→ YOUR GOAL: Filter these entries, keeping only lines that hold the word "title".

:::

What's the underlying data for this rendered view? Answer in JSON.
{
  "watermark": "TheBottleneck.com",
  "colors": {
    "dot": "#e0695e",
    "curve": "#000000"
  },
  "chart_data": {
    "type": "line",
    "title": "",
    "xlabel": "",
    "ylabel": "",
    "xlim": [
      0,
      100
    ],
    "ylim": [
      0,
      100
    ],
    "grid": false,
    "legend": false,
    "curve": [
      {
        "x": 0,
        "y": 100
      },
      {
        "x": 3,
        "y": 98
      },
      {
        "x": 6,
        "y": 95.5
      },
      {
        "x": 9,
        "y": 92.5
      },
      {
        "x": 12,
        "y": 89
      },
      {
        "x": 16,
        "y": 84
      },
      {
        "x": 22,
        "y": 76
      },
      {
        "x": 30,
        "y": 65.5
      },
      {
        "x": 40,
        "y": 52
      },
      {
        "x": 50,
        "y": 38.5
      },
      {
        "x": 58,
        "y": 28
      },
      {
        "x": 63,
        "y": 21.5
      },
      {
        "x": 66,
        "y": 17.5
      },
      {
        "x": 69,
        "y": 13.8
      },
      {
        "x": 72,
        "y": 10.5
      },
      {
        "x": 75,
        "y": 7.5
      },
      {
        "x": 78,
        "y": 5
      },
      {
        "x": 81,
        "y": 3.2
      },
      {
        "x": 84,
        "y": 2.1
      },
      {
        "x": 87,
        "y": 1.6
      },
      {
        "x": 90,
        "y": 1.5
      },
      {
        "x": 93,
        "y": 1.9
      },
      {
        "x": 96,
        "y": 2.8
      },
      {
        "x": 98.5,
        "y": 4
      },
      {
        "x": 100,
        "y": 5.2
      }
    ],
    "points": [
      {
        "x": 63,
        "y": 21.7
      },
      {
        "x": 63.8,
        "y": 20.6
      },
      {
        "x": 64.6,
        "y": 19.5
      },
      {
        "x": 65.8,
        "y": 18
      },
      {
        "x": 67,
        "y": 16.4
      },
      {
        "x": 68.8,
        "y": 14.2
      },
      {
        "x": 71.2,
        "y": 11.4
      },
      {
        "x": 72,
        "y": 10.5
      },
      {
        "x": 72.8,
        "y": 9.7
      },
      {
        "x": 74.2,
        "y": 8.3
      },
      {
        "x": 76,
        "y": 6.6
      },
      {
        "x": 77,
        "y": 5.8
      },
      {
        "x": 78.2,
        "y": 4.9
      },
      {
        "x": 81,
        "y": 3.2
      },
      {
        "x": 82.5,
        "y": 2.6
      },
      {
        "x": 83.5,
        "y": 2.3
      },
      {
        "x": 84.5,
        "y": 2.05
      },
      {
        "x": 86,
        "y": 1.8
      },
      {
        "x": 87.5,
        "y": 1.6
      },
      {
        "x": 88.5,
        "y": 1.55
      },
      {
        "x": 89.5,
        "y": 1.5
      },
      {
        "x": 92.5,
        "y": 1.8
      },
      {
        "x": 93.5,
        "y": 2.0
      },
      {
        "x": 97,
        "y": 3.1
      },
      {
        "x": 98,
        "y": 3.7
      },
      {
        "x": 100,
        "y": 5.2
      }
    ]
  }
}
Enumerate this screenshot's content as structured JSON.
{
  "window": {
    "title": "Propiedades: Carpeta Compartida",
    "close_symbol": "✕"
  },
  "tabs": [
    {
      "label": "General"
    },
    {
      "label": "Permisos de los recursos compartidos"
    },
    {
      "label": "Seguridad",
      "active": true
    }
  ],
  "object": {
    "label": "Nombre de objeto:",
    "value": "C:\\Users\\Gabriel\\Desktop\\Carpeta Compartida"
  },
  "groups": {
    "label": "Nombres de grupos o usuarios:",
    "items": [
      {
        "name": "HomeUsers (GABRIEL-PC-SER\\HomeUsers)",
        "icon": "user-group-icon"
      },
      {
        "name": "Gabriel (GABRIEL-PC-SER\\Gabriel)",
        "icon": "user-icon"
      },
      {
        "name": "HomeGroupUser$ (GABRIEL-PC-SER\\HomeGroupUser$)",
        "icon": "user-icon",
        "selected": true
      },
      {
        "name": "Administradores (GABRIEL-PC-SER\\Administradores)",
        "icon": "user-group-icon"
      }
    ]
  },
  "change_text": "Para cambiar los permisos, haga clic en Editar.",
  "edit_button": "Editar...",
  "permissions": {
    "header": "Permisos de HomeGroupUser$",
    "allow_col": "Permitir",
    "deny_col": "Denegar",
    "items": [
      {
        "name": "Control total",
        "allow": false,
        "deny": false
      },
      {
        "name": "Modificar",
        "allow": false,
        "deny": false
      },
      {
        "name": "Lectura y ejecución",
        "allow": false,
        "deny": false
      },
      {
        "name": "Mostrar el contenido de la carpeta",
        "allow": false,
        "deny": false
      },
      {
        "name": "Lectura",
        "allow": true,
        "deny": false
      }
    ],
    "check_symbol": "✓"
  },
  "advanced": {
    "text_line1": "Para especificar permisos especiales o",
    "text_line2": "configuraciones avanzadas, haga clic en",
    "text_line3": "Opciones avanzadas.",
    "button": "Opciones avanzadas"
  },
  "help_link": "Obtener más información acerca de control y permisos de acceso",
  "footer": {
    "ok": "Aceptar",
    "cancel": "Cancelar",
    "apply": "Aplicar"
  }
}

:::

→ EXERCISE ANSWER:
    "title": "",
    "title": "Propiedades: Carpeta Compartida",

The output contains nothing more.